» What the exercise asks: For this task, retype the records below exactly.

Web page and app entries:
____

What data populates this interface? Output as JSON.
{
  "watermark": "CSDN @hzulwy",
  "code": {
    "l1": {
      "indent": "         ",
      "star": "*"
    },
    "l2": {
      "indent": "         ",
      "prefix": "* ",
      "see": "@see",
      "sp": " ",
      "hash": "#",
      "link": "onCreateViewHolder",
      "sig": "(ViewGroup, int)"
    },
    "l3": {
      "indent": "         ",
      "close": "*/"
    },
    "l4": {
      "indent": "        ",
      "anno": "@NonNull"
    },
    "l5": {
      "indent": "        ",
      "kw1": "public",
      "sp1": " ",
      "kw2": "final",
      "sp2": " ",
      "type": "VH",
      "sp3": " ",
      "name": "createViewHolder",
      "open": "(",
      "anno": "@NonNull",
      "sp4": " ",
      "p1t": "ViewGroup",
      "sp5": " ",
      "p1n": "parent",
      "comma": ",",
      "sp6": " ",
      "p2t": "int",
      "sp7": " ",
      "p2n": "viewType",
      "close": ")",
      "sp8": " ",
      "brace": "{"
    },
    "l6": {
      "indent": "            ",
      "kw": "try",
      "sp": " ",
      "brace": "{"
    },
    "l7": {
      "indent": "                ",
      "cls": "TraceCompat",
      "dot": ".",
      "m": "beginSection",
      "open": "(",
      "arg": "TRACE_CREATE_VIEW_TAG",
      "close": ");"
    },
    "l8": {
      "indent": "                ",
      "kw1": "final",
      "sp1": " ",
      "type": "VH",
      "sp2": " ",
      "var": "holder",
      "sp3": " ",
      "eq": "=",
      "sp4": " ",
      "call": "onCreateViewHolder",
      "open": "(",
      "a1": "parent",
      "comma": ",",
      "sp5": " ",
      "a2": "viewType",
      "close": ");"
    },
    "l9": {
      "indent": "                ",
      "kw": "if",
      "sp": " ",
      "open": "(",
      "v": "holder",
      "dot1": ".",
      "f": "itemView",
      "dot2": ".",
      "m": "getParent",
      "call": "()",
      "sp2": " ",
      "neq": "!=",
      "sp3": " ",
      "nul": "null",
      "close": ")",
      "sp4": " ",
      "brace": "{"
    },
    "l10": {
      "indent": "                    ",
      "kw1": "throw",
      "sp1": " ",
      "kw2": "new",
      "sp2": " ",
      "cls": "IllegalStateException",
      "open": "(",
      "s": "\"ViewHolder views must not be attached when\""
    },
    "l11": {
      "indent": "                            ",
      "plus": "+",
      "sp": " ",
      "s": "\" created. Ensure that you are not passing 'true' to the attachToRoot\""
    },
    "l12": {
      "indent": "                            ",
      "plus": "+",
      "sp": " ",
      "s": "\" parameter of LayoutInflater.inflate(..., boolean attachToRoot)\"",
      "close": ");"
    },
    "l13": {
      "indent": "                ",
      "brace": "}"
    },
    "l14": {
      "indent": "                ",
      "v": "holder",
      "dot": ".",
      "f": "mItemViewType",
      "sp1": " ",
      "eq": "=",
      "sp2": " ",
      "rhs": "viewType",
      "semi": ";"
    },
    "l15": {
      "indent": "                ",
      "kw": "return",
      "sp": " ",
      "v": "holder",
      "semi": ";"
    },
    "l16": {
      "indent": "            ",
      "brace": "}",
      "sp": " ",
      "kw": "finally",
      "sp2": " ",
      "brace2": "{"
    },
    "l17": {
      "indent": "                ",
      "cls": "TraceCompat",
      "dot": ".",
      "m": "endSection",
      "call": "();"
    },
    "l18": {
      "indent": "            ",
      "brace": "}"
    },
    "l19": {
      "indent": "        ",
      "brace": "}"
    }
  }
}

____

» Result:
What data populates this interface? Output as JSON.
{
  "watermark": "CSDN @hzulwy",
  "code": {
    "l1": {
      "indent": "         ",
      "star": "*"
    },
    "l2": {
      "indent": "         ",
      "prefix": "* ",
      "see": "@see",
      "sp": " ",
      "hash": "#",
      "link": "onCreateViewHolder",
      "sig": "(ViewGroup, int)"
    },
    "l3": {
      "indent": "         ",
      "close": "*/"
    },
    "l4": {
      "indent": "        ",
      "anno": "@NonNull"
    },
    "l5": {
      "indent": "        ",
      "kw1": "public",
      "sp1": " ",
      "kw2": "final",
      "sp2": " ",
      "type": "VH",
      "sp3": " ",
      "name": "createViewHolder",
      "open": "(",
      "anno": "@NonNull",
      "sp4": " ",
      "p1t": "ViewGroup",
      "sp5": " ",
      "p1n": "parent",
      "comma": ",",
      "sp6": " ",
      "p2t": "int",
      "sp7": " ",
      "p2n": "viewType",
      "close": ")",
      "sp8": " ",
      "brace": "{"
    },
    "l6": {
      "indent": "            ",
      "kw": "try",
      "sp": " ",
      "brace": "{"
    },
    "l7": {
      "indent": "                ",
      "cls": "TraceCompat",
      "dot": ".",
      "m": "beginSection",
      "open": "(",
      "arg": "TRACE_CREATE_VIEW_TAG",
      "close": ");"
    },
    "l8": {
      "indent": "                ",
      "kw1": "final",
      "sp1": " ",
      "type": "VH",
      "sp2": " ",
      "var": "holder",
      "sp3": " ",
      "eq": "=",
      "sp4": " ",
      "call": "onCreateViewHolder",
      "open": "(",
      "a1": "parent",
      "comma": ",",
      "sp5": " ",
      "a2": "viewType",
      "close": ");"
    },
    "l9": {
      "indent": "                ",
      "kw": "if",
      "sp": " ",
      "open": "(",
      "v": "holder",
      "dot1": ".",
      "f": "itemView",
      "dot2": ".",
      "m": "getParent",
      "call": "()",
      "sp2": " ",
      "neq": "!=",
      "sp3": " ",
      "nul": "null",
      "close": ")",
      "sp4": " ",
      "brace": "{"
    },
    "l10": {
      "indent": "                    ",
      "kw1": "throw",
      "sp1": " ",
      "kw2": "new",
      "sp2": " ",
      "cls": "IllegalStateException",
      "open": "(",
      "s": "\"ViewHolder views must not be attached when\""
    },
    "l11": {
      "indent": "                            ",
      "plus": "+",
      "sp": " ",
      "s": "\" created. Ensure that you are not passing 'true' to the attachToRoot\""
    },
    "l12": {
      "indent": "                            ",
      "plus": "+",
      "sp": " ",
      "s": "\" parameter of LayoutInflater.inflate(..., boolean attachToRoot)\"",
      "close": ");"
    },
    "l13": {
      "indent": "                ",
      "brace": "}"
    },
    "l14": {
      "indent": "                ",
      "v": "holder",
      "dot": ".",
      "f": "mItemViewType",
      "sp1": " ",
      "eq": "=",
      "sp2": " ",
      "rhs": "viewType",
      "semi": ";"
    },
    "l15": {
      "indent": "                ",
      "kw": "return",
      "sp": " ",
      "v": "holder",
      "semi": ";"
    },
    "l16": {
      "indent": "            ",
      "brace": "}",
      "sp": " ",
      "kw": "finally",
      "sp2": " ",
      "brace2": "{"
    },
    "l17": {
      "indent": "                ",
      "cls": "TraceCompat",
      "dot": ".",
      "m": "endSection",
      "call": "();"
    },
    "l18": {
      "indent": "            ",
      "brace": "}"
    },
    "l19": {
      "indent": "        ",
      "brace": "}"
    }
  }
}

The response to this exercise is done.